- Component data from apps and pages:
++++++++

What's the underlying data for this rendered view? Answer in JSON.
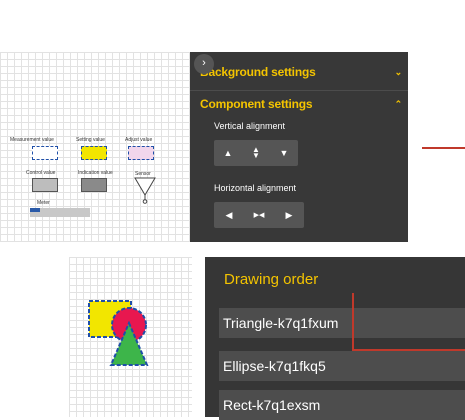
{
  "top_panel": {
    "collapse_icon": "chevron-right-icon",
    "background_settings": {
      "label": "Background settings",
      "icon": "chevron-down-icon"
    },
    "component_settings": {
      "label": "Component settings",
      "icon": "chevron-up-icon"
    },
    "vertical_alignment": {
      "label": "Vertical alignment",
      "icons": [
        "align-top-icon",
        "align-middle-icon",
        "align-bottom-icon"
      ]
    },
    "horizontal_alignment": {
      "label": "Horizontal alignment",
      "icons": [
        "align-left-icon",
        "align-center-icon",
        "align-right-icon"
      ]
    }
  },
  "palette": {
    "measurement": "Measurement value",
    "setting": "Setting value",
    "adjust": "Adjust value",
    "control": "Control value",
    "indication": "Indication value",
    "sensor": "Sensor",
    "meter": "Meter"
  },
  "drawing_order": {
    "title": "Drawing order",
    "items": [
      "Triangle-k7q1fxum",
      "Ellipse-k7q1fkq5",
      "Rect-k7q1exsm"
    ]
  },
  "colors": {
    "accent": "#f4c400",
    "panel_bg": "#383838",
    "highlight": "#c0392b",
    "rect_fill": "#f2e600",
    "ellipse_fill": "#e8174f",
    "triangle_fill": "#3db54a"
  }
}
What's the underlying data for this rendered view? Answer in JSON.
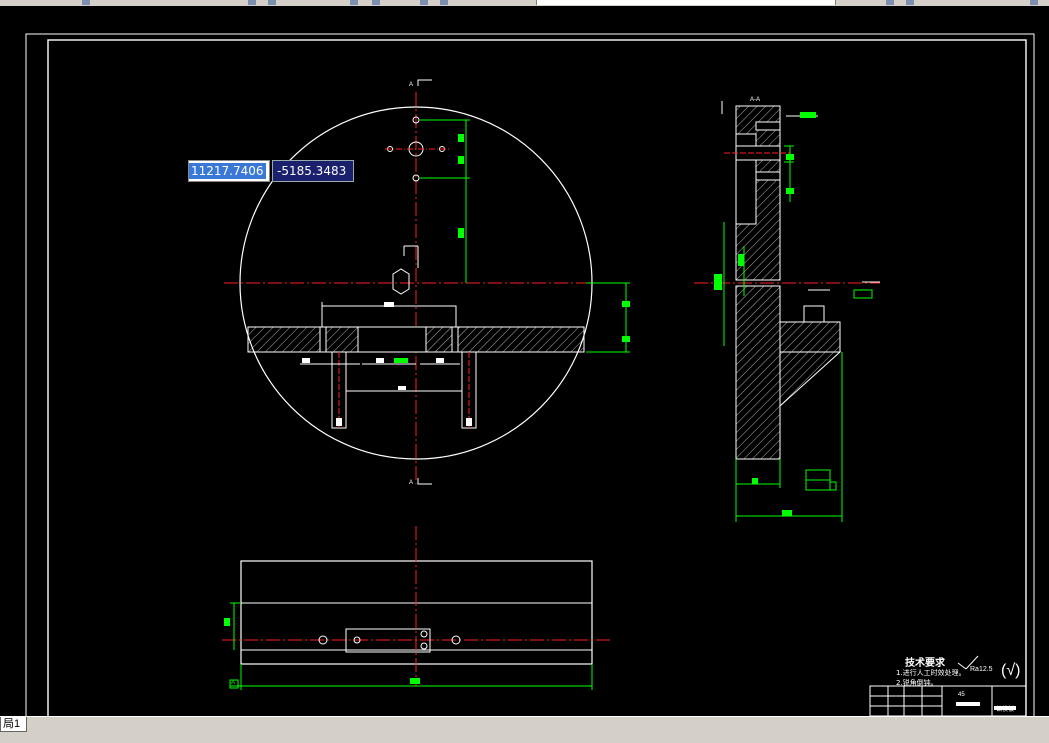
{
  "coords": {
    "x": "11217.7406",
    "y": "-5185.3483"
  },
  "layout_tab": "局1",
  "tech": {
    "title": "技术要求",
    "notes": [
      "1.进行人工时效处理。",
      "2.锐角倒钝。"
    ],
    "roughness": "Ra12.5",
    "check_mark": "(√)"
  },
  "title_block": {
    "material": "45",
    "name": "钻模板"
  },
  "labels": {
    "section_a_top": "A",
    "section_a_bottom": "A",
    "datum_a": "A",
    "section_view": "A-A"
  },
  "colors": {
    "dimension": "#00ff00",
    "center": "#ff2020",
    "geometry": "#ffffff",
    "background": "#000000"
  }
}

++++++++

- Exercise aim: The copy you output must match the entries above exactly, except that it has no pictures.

- Result of this exercise:
What's the underlying data for this rendered view? Answer in JSON.
{
  "top_panel": {
    "collapse_icon": "chevron-right-icon",
    "background_settings": {
      "label": "Background settings",
      "icon": "chevron-down-icon"
    },
    "component_settings": {
      "label": "Component settings",
      "icon": "chevron-up-icon"
    },
    "vertical_alignment": {
      "label": "Vertical alignment",
      "icons": [
        "align-top-icon",
        "align-middle-icon",
        "align-bottom-icon"
      ]
    },
    "horizontal_alignment": {
      "label": "Horizontal alignment",
      "icons": [
        "align-left-icon",
        "align-center-icon",
        "align-right-icon"
      ]
    }
  },
  "palette": {
    "measurement": "Measurement value",
    "setting": "Setting value",
    "adjust": "Adjust value",
    "control": "Control value",
    "indication": "Indication value",
    "sensor": "Sensor",
    "meter": "Meter"
  },
  "drawing_order": {
    "title": "Drawing order",
    "items": [
      "Triangle-k7q1fxum",
      "Ellipse-k7q1fkq5",
      "Rect-k7q1exsm"
    ]
  },
  "colors": {
    "accent": "#f4c400",
    "panel_bg": "#383838",
    "highlight": "#c0392b",
    "rect_fill": "#f2e600",
    "ellipse_fill": "#e8174f",
    "triangle_fill": "#3db54a"
  }
}
What's the underlying data for this rendered view? Answer in JSON.
{
  "coords": {
    "x": "11217.7406",
    "y": "-5185.3483"
  },
  "layout_tab": "局1",
  "tech": {
    "title": "技术要求",
    "notes": [
      "1.进行人工时效处理。",
      "2.锐角倒钝。"
    ],
    "roughness": "Ra12.5",
    "check_mark": "(√)"
  },
  "title_block": {
    "material": "45",
    "name": "钻模板"
  },
  "labels": {
    "section_a_top": "A",
    "section_a_bottom": "A",
    "datum_a": "A",
    "section_view": "A-A"
  },
  "colors": {
    "dimension": "#00ff00",
    "center": "#ff2020",
    "geometry": "#ffffff",
    "background": "#000000"
  }
}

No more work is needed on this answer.